  • Acknowledge your area of expertise and what you don’t know; for example if you are an endocrinologist then psychology is not your department.

  • There are very few circumstances under which an internal examination is medically required. If another option such as self-swabbing exists, offer the patient this option. If it is absolutely necessary to carry out an internal examination, explain the exact reason and the consequence of declining the examination, obtain consent – ensuring the patient knows they can decline. Record that the examination took place and the result.

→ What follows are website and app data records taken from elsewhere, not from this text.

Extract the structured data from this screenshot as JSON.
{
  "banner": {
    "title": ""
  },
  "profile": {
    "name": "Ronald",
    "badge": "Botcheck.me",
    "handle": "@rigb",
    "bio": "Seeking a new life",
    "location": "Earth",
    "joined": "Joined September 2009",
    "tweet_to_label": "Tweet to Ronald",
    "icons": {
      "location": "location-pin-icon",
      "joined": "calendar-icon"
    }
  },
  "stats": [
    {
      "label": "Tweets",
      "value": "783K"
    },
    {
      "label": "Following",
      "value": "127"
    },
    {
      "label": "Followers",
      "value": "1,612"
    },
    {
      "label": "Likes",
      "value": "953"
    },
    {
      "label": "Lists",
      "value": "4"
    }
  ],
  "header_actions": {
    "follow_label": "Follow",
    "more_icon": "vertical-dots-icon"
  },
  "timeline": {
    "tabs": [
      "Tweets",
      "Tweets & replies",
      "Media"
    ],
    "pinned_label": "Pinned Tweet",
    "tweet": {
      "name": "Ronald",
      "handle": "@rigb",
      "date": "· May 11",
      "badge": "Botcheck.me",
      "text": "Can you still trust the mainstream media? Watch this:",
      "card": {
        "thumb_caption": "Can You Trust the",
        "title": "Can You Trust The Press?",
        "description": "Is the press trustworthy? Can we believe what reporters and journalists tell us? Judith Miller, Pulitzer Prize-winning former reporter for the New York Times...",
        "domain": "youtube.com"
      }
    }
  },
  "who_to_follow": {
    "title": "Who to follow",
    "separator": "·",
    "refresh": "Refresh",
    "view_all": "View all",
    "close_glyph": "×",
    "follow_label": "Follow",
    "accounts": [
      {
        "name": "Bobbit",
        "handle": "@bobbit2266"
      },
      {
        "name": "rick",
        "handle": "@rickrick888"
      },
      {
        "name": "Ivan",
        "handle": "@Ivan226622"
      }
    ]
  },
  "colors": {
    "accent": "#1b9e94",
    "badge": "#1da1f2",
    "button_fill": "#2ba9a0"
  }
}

  • Don’t try to look at, measure, or touch a patients breasts or genitals without explaining the exact reason for the examination, obtaining patient consent, and recording that the examination took place.

  • If the patient is visiting your clinic for a reason that doesn’t relate to being trans, don’t bring it up.

  • If you have a letter asking you to prescribe HRT from a patients psychologist, psychiatrist, therapist etc, you do not need to interrogate or ‘confirm’ the patients gender. You can simply take the specialists professional opinion and prescribe HRT.

  • Keep it professional – please don’t indulge your curiosity, either in your lines of questioning or in your medical practise.

Ethical Issues and Medical Models

  • Do not tell a trans person to ‘live as their preferred gender for a year’ – their ‘preferred gender’ is their gender. They have likely tried very hard to not be trans and waited years to get through the door. They are here now begging for assistance.

  • Living as’ often means putting themselves into danger – without testosterone blockers, laser hair removal, oestrogen, and other treatments, wearing a dress and makeup is highly dangerous for many trans women and directly results in harassment, assaults, sexual violence, or worse.

  • Attempted suicide amongst trans populations sits at 40%. If healthcare providers refuse assistance, this increases to 61%. It is unethical to withhold treatment.

     

Informed Consent

In the USA, many health care providers are using an ‘informed consent’ model. This is consistent with the World Health Organisation, the World Professional Association for Transgender Healthcare, The Ottawa Charter, Te Pae Mahutonga, Te Whare Tapa Wha, Fonofale, and other Public Health approaches.

Gender Minorities Aotearoa supports moving toward Informed Consent.

For more information on this and other trans health care issues, please visit our website.

About this document

Gender Minorities Aotearoa, in collaboration with New Zealand Prostitutes’ Collective, offers free training to healthcare providers.

There are more details on our website.
This guide is designed to complement the training workshop, but can be used as a general guide and is free for anyone to use.
Please reproduce in it’s complete form.

Gender Minorities Aotearoa
genderminorities.com

You can download A Third Opinion as a PDF

Or

A Third Opinion – Tri-Fold Pamphlet
(landscape layout, print both sides, flip on short edge)